This paper by Cristiano Broccias contains a couple of clearer explanations of transparent adverbs:
- Sally angrily shouted at them.
- Sally angrily read the letter.
Angrily in (1) can be paraphrased as "out of anger." It stands for the motive which drove Sally to shout. Angrily in (2), by
contrast, refers to the consequence of Sally's reading the letter:
reading the letter made Sally angry.

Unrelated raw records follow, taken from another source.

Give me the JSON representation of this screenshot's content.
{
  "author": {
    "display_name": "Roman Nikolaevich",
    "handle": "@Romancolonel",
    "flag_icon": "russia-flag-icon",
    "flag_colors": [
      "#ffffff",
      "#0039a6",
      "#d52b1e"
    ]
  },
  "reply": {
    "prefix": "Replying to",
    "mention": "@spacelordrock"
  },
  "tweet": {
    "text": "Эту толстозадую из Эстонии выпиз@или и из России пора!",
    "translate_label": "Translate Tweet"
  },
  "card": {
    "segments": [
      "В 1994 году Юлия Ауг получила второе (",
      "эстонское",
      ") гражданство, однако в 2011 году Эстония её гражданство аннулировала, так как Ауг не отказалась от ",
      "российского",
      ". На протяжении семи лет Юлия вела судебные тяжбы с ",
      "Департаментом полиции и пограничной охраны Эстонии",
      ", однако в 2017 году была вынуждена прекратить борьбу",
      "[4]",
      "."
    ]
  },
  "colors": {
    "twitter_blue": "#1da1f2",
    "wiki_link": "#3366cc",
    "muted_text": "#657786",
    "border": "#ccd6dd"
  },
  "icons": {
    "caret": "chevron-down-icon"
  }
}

Geuder (2000) and Himmelmann and
Schulze-Berndt (2005) call such uses transparent.
Broccias gives a further example to illustrate that a transparent adverb is used to convey a consequence.

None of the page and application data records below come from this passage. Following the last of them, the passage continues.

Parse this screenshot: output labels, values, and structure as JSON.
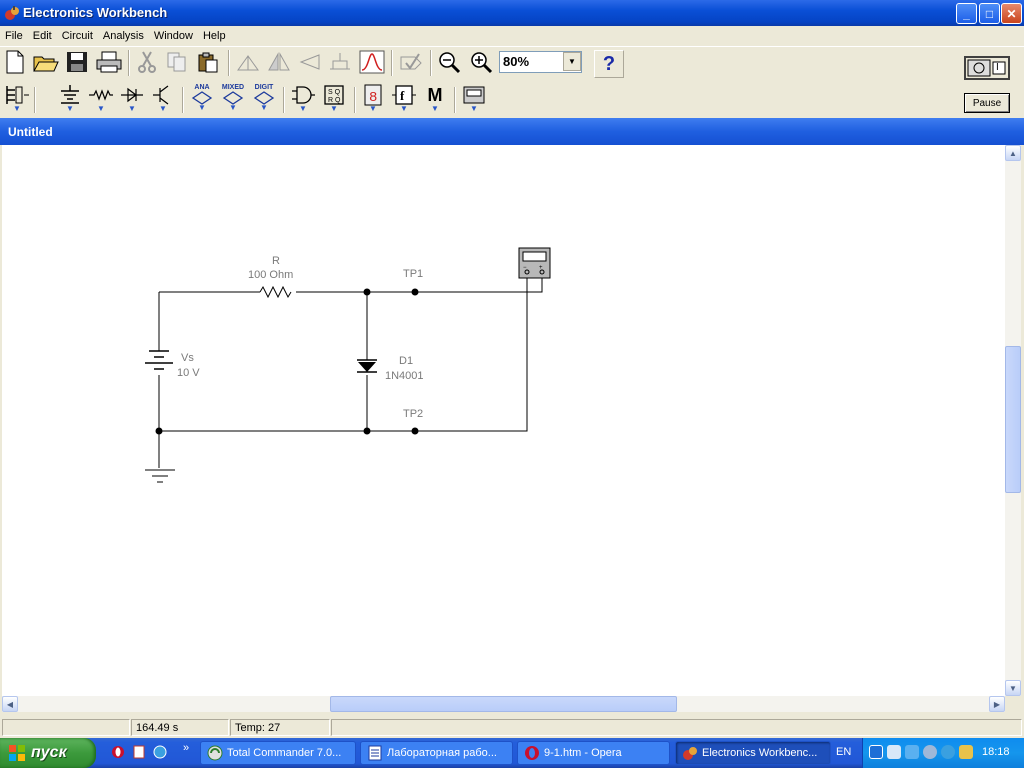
{
  "window": {
    "title": "Electronics Workbench",
    "controls": {
      "minimize": "_",
      "maximize": "□",
      "close": "✕"
    }
  },
  "menu": [
    "File",
    "Edit",
    "Circuit",
    "Analysis",
    "Window",
    "Help"
  ],
  "toolbar": {
    "zoom": "80%",
    "help": "?",
    "part_bins": {
      "analog": "ANA",
      "mixed": "MIXED",
      "digital": "DIGIT",
      "misc": "M"
    },
    "power_label": "I",
    "pause": "Pause"
  },
  "document": {
    "title": "Untitled",
    "circuit": {
      "resistor": {
        "name": "R",
        "value": "100  Ohm"
      },
      "source": {
        "name": "Vs",
        "value": "10 V"
      },
      "diode": {
        "name": "D1",
        "value": "1N4001"
      },
      "test_points": [
        "TP1",
        "TP2"
      ]
    }
  },
  "status": {
    "time": "164.49 s",
    "temp": "Temp:  27"
  },
  "taskbar": {
    "start": "пуск",
    "quick_more": "»",
    "tasks": [
      {
        "label": "Total Commander 7.0...",
        "active": false
      },
      {
        "label": "Лабораторная рабо...",
        "active": false
      },
      {
        "label": "9-1.htm - Opera",
        "active": false
      },
      {
        "label": "Electronics Workbenc...",
        "active": true
      }
    ],
    "lang": "EN",
    "clock": "18:18"
  }
}
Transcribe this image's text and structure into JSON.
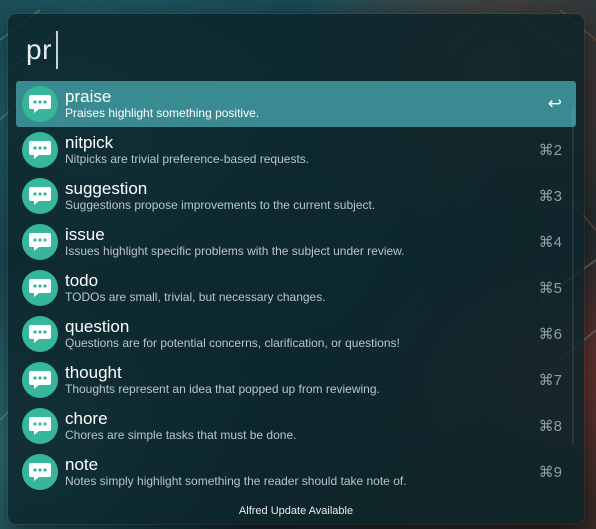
{
  "search": {
    "query": "pr"
  },
  "results": [
    {
      "title": "praise",
      "subtitle": "Praises highlight something positive.",
      "shortcut": "↩",
      "selected": true
    },
    {
      "title": "nitpick",
      "subtitle": "Nitpicks are trivial preference-based requests.",
      "shortcut": "⌘2"
    },
    {
      "title": "suggestion",
      "subtitle": "Suggestions propose improvements to the current subject.",
      "shortcut": "⌘3"
    },
    {
      "title": "issue",
      "subtitle": "Issues highlight specific problems with the subject under review.",
      "shortcut": "⌘4"
    },
    {
      "title": "todo",
      "subtitle": "TODOs are small, trivial, but necessary changes.",
      "shortcut": "⌘5"
    },
    {
      "title": "question",
      "subtitle": "Questions are for potential concerns, clarification, or questions!",
      "shortcut": "⌘6"
    },
    {
      "title": "thought",
      "subtitle": "Thoughts represent an idea that popped up from reviewing.",
      "shortcut": "⌘7"
    },
    {
      "title": "chore",
      "subtitle": "Chores are simple tasks that must be done.",
      "shortcut": "⌘8"
    },
    {
      "title": "note",
      "subtitle": "Notes simply highlight something the reader should take note of.",
      "shortcut": "⌘9"
    }
  ],
  "result_icon": "speech-bubble-icon",
  "footer": {
    "text": "Alfred Update Available"
  },
  "colors": {
    "selected_row": "#3a8a92",
    "icon_circle": "#36b69a",
    "window_background": "#0c242a"
  }
}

However, I'm not sure how to apply this criterion to the example that the OP cites:
- Conrad has not really left.
- Conrad has probably really left.
Really can be paraphrased as "in actual fact" or "in reality." However, it's difficult to see how it's either a motive or a consequence in either sentence.

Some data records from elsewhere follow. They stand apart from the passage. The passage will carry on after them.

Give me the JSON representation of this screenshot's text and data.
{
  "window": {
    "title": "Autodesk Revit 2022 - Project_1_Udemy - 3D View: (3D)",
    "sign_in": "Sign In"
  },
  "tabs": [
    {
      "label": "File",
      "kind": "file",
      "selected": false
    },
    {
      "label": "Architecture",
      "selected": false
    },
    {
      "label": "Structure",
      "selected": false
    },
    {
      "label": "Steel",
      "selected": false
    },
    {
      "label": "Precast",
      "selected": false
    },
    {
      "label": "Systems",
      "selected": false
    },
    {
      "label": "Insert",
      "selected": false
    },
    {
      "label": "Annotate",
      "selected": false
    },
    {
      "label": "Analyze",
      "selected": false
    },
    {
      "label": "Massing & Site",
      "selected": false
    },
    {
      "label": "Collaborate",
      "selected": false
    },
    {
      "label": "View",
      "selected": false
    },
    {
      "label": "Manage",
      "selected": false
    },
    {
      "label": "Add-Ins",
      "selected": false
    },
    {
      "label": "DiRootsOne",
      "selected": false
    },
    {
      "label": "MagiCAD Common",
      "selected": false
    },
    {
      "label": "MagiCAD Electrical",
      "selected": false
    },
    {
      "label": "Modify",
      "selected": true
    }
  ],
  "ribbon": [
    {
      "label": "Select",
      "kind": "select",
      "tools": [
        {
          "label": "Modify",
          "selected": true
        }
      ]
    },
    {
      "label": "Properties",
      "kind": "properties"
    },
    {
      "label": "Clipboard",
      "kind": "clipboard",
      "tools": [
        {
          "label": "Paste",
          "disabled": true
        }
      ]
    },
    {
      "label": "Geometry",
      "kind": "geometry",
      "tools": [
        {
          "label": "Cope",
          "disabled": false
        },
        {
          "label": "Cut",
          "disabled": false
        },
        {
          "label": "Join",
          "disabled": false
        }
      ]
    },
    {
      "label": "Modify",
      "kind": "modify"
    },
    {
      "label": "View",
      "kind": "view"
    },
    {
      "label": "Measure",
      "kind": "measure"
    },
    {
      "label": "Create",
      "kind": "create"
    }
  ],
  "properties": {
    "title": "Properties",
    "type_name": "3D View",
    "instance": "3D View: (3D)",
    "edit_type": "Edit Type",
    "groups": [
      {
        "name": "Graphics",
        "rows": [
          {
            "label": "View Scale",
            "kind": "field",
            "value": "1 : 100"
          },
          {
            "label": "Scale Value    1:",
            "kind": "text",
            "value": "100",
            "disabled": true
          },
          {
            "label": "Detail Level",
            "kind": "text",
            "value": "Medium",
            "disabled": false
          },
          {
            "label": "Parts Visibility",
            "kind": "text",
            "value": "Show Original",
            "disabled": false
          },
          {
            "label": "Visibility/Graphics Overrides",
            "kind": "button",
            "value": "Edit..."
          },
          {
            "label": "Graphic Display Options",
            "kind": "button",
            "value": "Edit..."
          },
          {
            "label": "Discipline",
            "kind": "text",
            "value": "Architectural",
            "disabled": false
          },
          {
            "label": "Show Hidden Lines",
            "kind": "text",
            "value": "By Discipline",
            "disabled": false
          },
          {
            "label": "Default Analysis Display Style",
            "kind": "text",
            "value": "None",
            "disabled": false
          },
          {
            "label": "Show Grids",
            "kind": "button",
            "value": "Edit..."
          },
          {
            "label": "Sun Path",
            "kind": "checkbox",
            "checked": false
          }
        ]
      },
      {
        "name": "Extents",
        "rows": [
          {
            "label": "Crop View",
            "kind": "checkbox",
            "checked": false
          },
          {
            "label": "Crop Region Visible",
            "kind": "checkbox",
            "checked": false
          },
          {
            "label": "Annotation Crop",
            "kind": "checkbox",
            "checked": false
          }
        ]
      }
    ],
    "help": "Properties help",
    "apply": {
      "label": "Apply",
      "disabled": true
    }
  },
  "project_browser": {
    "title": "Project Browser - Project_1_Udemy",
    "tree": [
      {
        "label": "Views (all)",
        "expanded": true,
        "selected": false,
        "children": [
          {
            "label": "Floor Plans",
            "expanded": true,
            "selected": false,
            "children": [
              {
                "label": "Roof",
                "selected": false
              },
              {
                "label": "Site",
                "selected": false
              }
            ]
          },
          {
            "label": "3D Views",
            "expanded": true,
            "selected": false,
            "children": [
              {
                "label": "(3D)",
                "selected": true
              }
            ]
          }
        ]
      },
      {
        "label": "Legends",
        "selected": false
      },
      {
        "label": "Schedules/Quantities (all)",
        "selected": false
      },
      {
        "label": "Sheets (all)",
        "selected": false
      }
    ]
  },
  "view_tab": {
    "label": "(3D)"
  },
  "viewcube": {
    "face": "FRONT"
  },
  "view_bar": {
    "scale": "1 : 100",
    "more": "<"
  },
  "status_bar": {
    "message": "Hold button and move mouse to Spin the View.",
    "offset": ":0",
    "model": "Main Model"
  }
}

Either Monika Doherty is not using transparent adverb in the same sense as either Broccias or Geuder, or her example isn't well-chosen.